Sugared almonds are classic sweet typical of fairs, festivals, and special events of our communities.
In many country fairs, there are always street stalls selling them alongside caramel apples, cotton candy, or coconut pieces.
Over the years, there is more and more variety and innovation, and, currently, in addition to sugared almonds, we can find sesame and other sugar-coated nuts and seeds which are also gourmet candy on the shelves. However, what do you know about sugared almonds?
Gourmet Sugared Almonds
These simple sweet almonds, which originally only consisted of caramelised nuts, have a long history. There is evidence that, as early as the 16th century, master confectioners prepared them in some convents.
If you want to make them at home, choose an excellent raw almond and always with its skin. Preparing homemade sugared almonds will not take you more than 30 minutes, but during that half-hour, don't take your eyes off them. Keep in mind that if the sugar burns, something that happens in just a few seconds, the sugared almonds will become bitter, and not very nice to eat.
The History of Gourmet Sugared Almonds
The Egyptians gave their guests five sweet almonds as a symbol of health, fertility, luck, wealth, and happiness.

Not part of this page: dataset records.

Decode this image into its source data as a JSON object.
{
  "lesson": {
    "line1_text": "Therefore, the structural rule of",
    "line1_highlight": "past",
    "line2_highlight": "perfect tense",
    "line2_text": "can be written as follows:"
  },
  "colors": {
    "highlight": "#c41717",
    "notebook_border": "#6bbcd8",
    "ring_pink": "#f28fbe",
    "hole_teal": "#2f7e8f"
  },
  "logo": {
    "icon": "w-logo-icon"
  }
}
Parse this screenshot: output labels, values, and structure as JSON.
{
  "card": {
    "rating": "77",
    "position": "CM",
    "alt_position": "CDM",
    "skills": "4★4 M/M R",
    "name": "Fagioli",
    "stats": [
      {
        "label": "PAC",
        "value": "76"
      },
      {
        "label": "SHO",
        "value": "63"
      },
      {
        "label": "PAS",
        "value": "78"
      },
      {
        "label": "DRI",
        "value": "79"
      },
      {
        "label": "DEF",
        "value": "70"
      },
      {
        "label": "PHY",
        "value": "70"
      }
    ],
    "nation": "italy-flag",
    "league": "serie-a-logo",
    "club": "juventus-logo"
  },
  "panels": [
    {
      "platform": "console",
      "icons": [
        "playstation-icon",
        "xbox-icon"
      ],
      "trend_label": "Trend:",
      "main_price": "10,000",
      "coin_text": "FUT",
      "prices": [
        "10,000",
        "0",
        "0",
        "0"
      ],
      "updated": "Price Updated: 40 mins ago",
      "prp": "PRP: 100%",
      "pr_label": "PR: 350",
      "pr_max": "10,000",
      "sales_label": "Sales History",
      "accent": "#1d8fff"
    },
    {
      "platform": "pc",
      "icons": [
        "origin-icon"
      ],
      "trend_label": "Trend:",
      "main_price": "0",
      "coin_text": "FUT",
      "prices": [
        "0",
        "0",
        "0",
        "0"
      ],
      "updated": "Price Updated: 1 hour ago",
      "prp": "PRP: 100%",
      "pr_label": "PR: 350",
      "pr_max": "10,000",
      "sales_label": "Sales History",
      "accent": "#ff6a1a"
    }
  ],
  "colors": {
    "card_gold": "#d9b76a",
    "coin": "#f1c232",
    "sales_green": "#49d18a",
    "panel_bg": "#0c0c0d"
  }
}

Later on, people who attended a wedding received gourmet candy. These were a thank you for their blessings to the bride and groom. This tradition started in Europe with the sugared almonds favours "Bomboniere".
Today, the tradition of giving almonds isn't that widespread anymore, especially in anglophone countries. There, many brides still give favours a "souvenir" to their guests, but these can be anything. In Italy and other European countries, their name is "confetti". These are sugared almonds but with a spun sugar shell. They are still very popular for weddings, christenings, first communions and other events.
Choosing the favours for your event can be difficult. Therefore, sugared almonds are always here to save the day.
The fruit of the beautiful almond tree, has a delicate flavour and is very versatile. Its cultivation dates back to prehistoric times, with California (United States), Spain, and Italy being its main producers. Other countries who produce it are bathed by the Mediterranean, such as Portugal, and then Iran, Afghanistan, and Australia.
The almond belongs to the same family as the apricot, the cherry, etc. differing from these in that its fruit is hard. It does not do very well in very cold climates, where it forcefully refuses to bloom. Almonds love sun, and they grace tropical and subtropical springs with their beautiful white flowers. During the harvest, the trees are swayed until the green seeds fall on large canvases stretched out on the ground: female fruits (double-pitted) become confectionery, while the larger males are perfect for roasting or salting.
Giving Gourmet Sugared Almonds
The almonds would be equivalent to the sweets you received in a bag at your friends' parties when you were little. Thus, the sugar-coated nuts have become so famous that they are distributed at weddings to thanking guests for their attendance.
While these used to be quite plain, now master confectioners can create sugared almonds with a variety of unique and interesting flavours. They come in various colours too, to align with the event's decoration, and you can also pack them in different, more elegant ways.